Once the images are set aside, print the remaining lines below exactly.

Web page and app entries:
________

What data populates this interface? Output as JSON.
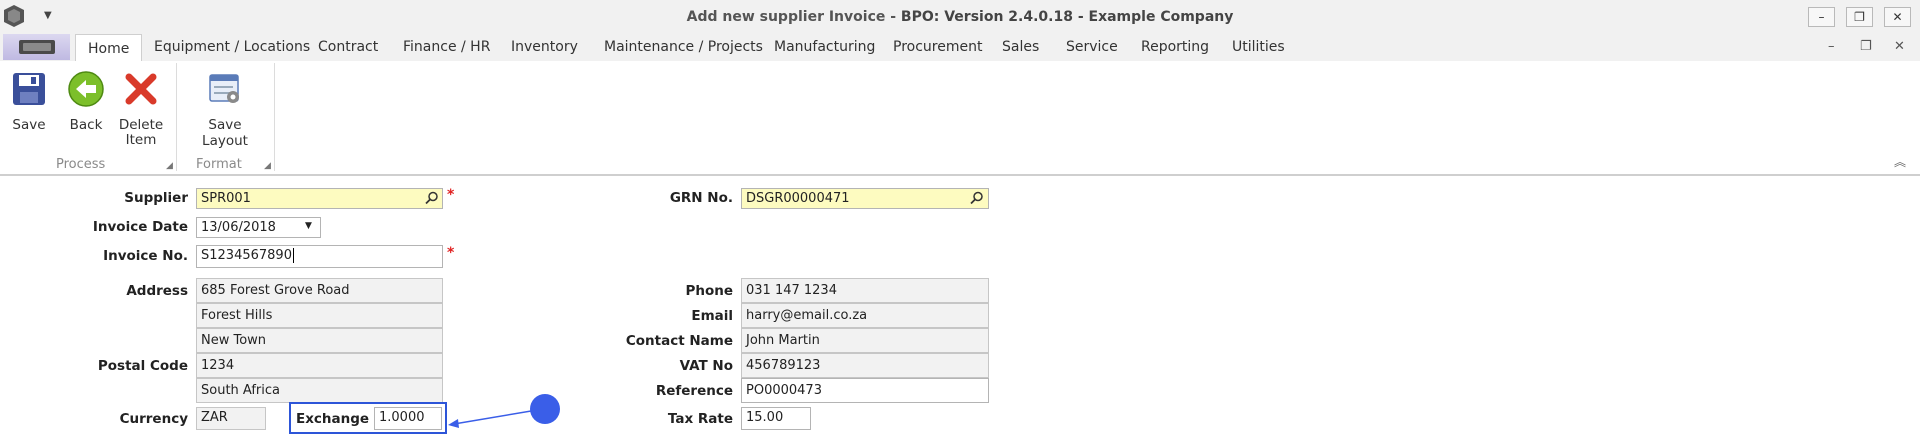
{
  "window": {
    "title_prefix": "Add new supplier Invoice - ",
    "title_bold": "BPO: Version 2.4.0.18 - Example Company",
    "min": "–",
    "restore": "❐",
    "close": "✕"
  },
  "ribbon": {
    "tabs": [
      "Home",
      "Equipment / Locations",
      "Contract",
      "Finance / HR",
      "Inventory",
      "Maintenance / Projects",
      "Manufacturing",
      "Procurement",
      "Sales",
      "Service",
      "Reporting",
      "Utilities"
    ],
    "buttons": {
      "save": "Save",
      "back": "Back",
      "delete_line1": "Delete",
      "delete_line2": "Item",
      "save_layout": "Save Layout"
    },
    "groups": {
      "process": "Process",
      "format": "Format"
    }
  },
  "form": {
    "supplier": {
      "label": "Supplier",
      "value": "SPR001"
    },
    "invoice_date": {
      "label": "Invoice Date",
      "value": "13/06/2018"
    },
    "invoice_no": {
      "label": "Invoice No.",
      "value": "S1234567890"
    },
    "address": {
      "label": "Address",
      "lines": [
        "685 Forest Grove Road",
        "Forest Hills",
        "New Town"
      ]
    },
    "postal_code": {
      "label": "Postal Code",
      "value": "1234"
    },
    "country": {
      "value": "South Africa"
    },
    "currency": {
      "label": "Currency",
      "value": "ZAR"
    },
    "exchange": {
      "label": "Exchange",
      "value": "1.0000"
    },
    "grn_no": {
      "label": "GRN No.",
      "value": "DSGR00000471"
    },
    "phone": {
      "label": "Phone",
      "value": "031 147 1234"
    },
    "email": {
      "label": "Email",
      "value": "harry@email.co.za"
    },
    "contact_name": {
      "label": "Contact Name",
      "value": "John Martin"
    },
    "vat_no": {
      "label": "VAT No",
      "value": "456789123"
    },
    "reference": {
      "label": "Reference",
      "value": "PO0000473"
    },
    "tax_rate": {
      "label": "Tax Rate",
      "value": "15.00"
    },
    "required_mark": "*"
  }
}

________

Output for this exercise:
What data populates this interface? Output as JSON.
{
  "window": {
    "title_prefix": "Add new supplier Invoice - ",
    "title_bold": "BPO: Version 2.4.0.18 - Example Company",
    "min": "–",
    "restore": "❐",
    "close": "✕"
  },
  "ribbon": {
    "tabs": [
      "Home",
      "Equipment / Locations",
      "Contract",
      "Finance / HR",
      "Inventory",
      "Maintenance / Projects",
      "Manufacturing",
      "Procurement",
      "Sales",
      "Service",
      "Reporting",
      "Utilities"
    ],
    "buttons": {
      "save": "Save",
      "back": "Back",
      "delete_line1": "Delete",
      "delete_line2": "Item",
      "save_layout": "Save Layout"
    },
    "groups": {
      "process": "Process",
      "format": "Format"
    }
  },
  "form": {
    "supplier": {
      "label": "Supplier",
      "value": "SPR001"
    },
    "invoice_date": {
      "label": "Invoice Date",
      "value": "13/06/2018"
    },
    "invoice_no": {
      "label": "Invoice No.",
      "value": "S1234567890"
    },
    "address": {
      "label": "Address",
      "lines": [
        "685 Forest Grove Road",
        "Forest Hills",
        "New Town"
      ]
    },
    "postal_code": {
      "label": "Postal Code",
      "value": "1234"
    },
    "country": {
      "value": "South Africa"
    },
    "currency": {
      "label": "Currency",
      "value": "ZAR"
    },
    "exchange": {
      "label": "Exchange",
      "value": "1.0000"
    },
    "grn_no": {
      "label": "GRN No.",
      "value": "DSGR00000471"
    },
    "phone": {
      "label": "Phone",
      "value": "031 147 1234"
    },
    "email": {
      "label": "Email",
      "value": "harry@email.co.za"
    },
    "contact_name": {
      "label": "Contact Name",
      "value": "John Martin"
    },
    "vat_no": {
      "label": "VAT No",
      "value": "456789123"
    },
    "reference": {
      "label": "Reference",
      "value": "PO0000473"
    },
    "tax_rate": {
      "label": "Tax Rate",
      "value": "15.00"
    },
    "required_mark": "*"
  }
}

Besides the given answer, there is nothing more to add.